Pete Buttigieg Blasted for Cozying Up to Pseudoscience Goop Queen Gwyneth Paltrow
‘The last thing we need is another politician who tolerates this kind of approach,’ a professor at the University of Alberta said.
Goop queen Gwyneth Paltrow is throwing a fundraiser for wunderkind presidential candidate Mayor Pete Buttigieg—elevating pseudoscience into the political conversation.
Paltrow and her husband Brad Falchuk, along with actor Bradley Whitford and actress Amy Landecker, are set to throw the bash on May 9, with tickets starting at $250 per person, according to Variety.
Scientists and anti-pseudoscience activists ranted about Paltrow’s waltz into the 2020 race.
“Gwyneth Paltrow has built a successful brand by spreading health misinformation and embracing pseudoscience,” Timothy Caulfield, chair of health law and policy at the University of Alberta and author of Is Gwyneth Paltrow Wrong About Everything?, told The Daily Beast. “Facts obviously don’t mean much to her. The last thing we need is another politician who tolerates this kind of approach. We need leaders who will champion science, evidence, and critical thinking!”
This isn’t the first time Paltrow has dabbled in politics. In 2014, the Goop founder hosted a fundraiser for Barack Obama, where she fawned, “You’re so handsome that I can’t speak properly,” calling herself one of his “biggest fans, if not the biggest.”
Political pundits don’t see any harm in Paltrow flirting with Buttigieg’s rising star.
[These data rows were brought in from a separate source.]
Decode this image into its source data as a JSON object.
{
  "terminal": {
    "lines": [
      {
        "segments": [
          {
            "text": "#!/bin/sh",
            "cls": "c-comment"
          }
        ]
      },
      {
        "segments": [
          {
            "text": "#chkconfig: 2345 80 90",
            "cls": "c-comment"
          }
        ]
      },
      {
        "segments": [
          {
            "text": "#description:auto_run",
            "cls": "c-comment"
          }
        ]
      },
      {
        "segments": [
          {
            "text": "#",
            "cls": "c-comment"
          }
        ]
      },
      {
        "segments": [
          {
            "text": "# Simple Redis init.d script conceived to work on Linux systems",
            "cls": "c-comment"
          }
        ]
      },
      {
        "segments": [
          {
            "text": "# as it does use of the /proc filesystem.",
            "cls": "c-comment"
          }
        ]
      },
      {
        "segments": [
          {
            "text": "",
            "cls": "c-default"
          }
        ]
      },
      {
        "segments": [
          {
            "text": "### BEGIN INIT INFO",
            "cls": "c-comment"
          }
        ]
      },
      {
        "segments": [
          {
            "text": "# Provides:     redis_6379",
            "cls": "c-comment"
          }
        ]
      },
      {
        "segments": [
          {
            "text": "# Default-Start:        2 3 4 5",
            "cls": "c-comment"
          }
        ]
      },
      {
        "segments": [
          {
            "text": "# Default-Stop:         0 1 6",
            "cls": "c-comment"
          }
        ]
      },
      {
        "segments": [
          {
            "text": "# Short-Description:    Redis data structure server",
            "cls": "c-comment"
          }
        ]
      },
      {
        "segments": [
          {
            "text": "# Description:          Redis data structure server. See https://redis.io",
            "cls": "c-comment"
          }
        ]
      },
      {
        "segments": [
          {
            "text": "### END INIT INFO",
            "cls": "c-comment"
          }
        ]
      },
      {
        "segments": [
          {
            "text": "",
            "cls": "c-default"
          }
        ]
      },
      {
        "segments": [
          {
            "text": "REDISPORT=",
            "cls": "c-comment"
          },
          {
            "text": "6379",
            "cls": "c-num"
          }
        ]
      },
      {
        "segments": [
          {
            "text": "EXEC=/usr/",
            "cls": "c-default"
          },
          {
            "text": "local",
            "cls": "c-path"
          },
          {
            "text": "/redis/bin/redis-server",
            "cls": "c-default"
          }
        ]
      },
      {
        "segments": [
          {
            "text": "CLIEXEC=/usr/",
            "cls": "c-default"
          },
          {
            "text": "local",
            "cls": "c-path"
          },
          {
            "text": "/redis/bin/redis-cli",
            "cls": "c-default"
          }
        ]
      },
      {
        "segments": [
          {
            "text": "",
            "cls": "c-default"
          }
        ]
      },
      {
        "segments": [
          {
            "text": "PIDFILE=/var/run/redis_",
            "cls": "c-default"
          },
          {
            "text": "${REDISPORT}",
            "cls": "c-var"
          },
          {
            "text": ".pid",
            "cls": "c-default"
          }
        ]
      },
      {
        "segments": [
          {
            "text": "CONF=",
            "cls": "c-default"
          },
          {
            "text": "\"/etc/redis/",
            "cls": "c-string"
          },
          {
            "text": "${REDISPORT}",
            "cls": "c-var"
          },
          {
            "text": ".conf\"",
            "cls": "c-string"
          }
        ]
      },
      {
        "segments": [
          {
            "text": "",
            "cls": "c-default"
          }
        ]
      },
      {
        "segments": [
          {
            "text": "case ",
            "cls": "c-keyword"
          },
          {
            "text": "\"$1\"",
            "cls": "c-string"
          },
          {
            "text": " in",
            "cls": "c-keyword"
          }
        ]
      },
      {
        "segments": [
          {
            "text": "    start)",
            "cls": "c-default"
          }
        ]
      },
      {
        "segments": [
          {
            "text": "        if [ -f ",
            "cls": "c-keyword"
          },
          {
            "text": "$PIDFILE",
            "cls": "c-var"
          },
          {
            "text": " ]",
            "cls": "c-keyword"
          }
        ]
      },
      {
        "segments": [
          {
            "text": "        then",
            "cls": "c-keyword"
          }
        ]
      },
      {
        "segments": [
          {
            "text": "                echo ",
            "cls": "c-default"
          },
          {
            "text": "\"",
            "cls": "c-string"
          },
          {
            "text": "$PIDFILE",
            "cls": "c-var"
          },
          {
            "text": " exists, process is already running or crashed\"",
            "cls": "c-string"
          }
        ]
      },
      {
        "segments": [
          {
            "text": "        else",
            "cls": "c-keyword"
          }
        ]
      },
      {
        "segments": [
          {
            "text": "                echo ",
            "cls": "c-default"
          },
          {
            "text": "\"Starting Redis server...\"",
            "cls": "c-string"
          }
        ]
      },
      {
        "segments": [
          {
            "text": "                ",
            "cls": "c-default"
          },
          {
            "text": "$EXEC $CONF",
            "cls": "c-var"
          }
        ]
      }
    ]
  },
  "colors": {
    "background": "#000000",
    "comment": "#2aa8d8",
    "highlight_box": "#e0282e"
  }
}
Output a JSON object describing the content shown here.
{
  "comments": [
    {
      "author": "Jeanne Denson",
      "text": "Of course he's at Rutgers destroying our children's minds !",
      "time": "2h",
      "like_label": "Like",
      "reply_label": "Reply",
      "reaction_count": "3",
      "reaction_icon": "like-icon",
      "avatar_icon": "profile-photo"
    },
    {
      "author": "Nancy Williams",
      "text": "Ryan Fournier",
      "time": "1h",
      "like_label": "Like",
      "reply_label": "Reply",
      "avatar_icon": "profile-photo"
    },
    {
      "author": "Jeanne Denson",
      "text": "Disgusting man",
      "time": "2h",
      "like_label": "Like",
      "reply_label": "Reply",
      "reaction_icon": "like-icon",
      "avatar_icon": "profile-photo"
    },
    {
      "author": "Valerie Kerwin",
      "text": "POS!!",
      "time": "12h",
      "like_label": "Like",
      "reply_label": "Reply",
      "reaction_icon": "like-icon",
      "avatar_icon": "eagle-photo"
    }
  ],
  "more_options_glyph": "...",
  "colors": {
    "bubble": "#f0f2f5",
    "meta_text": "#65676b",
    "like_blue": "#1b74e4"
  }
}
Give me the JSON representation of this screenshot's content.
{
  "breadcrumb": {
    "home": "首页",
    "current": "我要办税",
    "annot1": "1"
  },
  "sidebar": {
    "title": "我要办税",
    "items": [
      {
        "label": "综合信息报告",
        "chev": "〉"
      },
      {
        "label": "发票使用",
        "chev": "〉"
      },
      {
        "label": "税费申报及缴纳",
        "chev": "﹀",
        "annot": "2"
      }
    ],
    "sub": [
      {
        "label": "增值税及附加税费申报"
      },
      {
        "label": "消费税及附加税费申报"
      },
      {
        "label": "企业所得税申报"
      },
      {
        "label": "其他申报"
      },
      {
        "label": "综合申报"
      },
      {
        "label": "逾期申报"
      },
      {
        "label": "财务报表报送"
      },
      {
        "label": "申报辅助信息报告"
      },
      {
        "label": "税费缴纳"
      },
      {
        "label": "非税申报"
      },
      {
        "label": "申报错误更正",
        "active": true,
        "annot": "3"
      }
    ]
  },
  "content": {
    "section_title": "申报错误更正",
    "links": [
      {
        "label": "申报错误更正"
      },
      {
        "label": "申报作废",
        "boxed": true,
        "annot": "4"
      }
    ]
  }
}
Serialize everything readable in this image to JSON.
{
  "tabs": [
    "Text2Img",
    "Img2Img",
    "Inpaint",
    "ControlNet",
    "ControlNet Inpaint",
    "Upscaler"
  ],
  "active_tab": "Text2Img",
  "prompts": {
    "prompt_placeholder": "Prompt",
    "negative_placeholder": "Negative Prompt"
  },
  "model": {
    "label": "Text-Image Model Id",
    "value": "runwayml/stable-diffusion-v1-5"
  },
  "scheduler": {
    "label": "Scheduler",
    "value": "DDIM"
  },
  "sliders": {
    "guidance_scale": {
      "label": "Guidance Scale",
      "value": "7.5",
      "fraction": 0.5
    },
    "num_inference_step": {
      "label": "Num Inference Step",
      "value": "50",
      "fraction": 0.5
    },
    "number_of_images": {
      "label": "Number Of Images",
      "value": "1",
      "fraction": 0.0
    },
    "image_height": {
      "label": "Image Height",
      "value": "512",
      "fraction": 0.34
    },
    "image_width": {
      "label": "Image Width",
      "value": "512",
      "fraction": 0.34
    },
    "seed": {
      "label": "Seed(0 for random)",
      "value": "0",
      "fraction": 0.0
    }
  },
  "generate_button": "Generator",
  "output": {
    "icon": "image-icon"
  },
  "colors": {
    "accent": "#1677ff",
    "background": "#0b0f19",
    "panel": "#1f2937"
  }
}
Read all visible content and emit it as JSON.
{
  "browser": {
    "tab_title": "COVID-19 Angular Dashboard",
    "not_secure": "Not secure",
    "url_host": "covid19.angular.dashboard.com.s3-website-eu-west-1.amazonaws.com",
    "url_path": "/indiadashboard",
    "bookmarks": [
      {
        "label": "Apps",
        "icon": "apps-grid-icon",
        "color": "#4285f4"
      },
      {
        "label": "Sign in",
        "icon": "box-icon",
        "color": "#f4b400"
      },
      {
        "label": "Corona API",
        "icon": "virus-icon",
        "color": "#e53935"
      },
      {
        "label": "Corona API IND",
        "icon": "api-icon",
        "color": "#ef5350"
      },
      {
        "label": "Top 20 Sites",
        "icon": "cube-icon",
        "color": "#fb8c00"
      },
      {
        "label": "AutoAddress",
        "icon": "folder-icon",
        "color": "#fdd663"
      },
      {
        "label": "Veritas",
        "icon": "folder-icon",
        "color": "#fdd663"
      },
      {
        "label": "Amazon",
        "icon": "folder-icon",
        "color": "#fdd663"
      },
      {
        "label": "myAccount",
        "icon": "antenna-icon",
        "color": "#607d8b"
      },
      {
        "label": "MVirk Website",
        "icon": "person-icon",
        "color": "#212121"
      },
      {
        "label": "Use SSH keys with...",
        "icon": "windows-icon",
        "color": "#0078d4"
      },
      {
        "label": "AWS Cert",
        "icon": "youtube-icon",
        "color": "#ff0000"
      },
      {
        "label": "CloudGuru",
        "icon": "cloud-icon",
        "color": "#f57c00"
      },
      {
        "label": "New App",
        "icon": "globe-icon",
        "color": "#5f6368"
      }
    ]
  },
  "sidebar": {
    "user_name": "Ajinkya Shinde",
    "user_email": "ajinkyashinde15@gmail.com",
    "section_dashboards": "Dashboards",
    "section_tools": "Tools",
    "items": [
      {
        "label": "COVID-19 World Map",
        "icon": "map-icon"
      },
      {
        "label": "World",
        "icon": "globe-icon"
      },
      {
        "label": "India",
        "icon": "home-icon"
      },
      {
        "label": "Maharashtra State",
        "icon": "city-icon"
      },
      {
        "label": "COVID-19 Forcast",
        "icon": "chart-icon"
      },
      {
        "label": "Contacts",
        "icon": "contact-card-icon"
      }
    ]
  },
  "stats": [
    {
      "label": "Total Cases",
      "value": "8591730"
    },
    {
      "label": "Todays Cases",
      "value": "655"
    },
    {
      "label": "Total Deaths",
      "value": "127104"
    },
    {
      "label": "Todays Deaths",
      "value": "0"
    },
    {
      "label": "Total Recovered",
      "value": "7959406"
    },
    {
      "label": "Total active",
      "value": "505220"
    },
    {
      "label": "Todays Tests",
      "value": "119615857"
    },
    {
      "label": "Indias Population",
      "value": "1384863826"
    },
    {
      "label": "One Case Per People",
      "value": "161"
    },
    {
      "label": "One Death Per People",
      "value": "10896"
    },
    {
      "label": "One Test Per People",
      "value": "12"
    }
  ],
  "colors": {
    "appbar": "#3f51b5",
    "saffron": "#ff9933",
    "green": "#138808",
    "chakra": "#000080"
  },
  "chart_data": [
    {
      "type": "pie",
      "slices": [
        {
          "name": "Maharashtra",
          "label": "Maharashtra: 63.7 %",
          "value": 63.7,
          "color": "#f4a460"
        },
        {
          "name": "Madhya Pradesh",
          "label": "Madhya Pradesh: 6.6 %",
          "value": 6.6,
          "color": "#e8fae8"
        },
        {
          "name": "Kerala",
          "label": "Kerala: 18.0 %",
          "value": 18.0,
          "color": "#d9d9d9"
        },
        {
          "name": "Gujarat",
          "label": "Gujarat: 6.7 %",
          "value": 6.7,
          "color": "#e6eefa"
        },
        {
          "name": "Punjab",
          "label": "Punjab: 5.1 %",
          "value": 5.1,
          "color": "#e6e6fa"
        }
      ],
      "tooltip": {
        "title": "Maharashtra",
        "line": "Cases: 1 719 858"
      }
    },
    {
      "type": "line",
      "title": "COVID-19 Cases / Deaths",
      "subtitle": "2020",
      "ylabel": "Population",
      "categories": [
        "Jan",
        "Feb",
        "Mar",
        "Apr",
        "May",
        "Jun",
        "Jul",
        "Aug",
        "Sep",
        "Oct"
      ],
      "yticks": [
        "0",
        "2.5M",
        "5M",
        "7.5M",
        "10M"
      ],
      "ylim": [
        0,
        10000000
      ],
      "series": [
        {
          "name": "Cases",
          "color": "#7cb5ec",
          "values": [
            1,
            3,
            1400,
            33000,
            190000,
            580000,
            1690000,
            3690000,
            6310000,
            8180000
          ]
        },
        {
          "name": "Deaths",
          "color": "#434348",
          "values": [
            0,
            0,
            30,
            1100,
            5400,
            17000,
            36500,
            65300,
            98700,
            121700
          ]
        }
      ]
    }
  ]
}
“People are shopping for a candidate… Mayor Pete is new, people want to hear from him, he’s a star,” Mathew Littman, a former Obama surrogate and Biden speechwriter, told The Daily Beast.
“I’ve never heard anybody express any interest in Goop,” he said. “I’ve never heard anybody talk about Goop… I don’t know why it would be negative. In this case, she is giving back… If I were a candidate, and Gwyneth Paltrow supported me, I would be thrilled. I’ve never heard anybody mention it.”
Caulfield, however, said that by accepting checks and backing from Paltrow, Buttigieg has propped Goop and its quacky wellness claims on a pedestal, lending them legitimacy.
“Given the amount of harmful nonsense that flows from Goop, I’m always disappointed to see her legitimized like this,” he said.
Massimo Pigliucci, a professor at the City University of New York who studies the philosophy of pseudoscience, said that we’re in for more instances of fake science clashing with politics.
“My best guess is that this has to do with the general degradation of political discourse itself, and particularly with the now mainstream status of concepts like ‘fake news’ and ‘alternative facts,’” he told The Daily Beast via email. “I’m not trying to paint too rosy a picture of politics in the past. It has always been a messy and not exactly rational business, but it does seem like the current crop of politicians—on both the left and the right—is getting more and more accustomed to the dangerous notion that expertise doesn’t matter, or that anyone can be an expert just by declaring it so.”
Pigliucci, who has studied the intersection of pseudoscience and politics for years, said that it’s a bipartisan effort, with both the Republicans’ questioning of climate change and the left’s courting of celebrities like Paltrow.
“It’s bad news, but it’s not really a new trend either,” he said. “It’s part of an increasingly disturbing culture of celebrities, where people who know nothing about science—from Jenny McCarthy to ‘Drs.’ Phil and Oz—regularly appear on television and influence public opinion, thereby causing real harm to people. I mean, measles, of all things, is on the upsurge again, and people like McCarthy and her celebrity sponsor, Oprah Winfrey, can squarely be co-blamed for it.”
Paltrow is more than just a famous influencer. Her company is worth at least $250 million and growing with a Netflix series and a list of exclusive products including facial potions, charcoal toothbrushes, “biofrequency” stickers, and other repeatedly debunked knick knacks. The actress also hosts a series of retreats where tickets start at $1,000.
Paltrow has attempted to address criticism by creating a medical review board for Goop, but a review of the names offered by the company to The Daily Beast shows that most of them specialize in traditional Chinese medicine and other alternative practices that are not recognized by most American medical boards and regulatory agencies.
Which brings us back to Buttigieg. Buttigieg’s campaign platforms have included soundly scientific topics: He’s talked about artificial intelligence in our future job world, and he’s convinced that portable health benefits are a way to counter the tangled mess of the American healthcare system. He’s also an ardent supporter of policies that will address climate change.
All this makes Buttigieg’s acceptance of Paltrow’s Goopy glitz puzzling and dangerous for science, especially since Paltrow admitted earlier this year that, “We didn’t understand that you can’t make certain claims” and that “if we’re going to write about ... a vaginal steam, that it’s funny.”
—With reporting by Julia Arciga in Washington, D.C.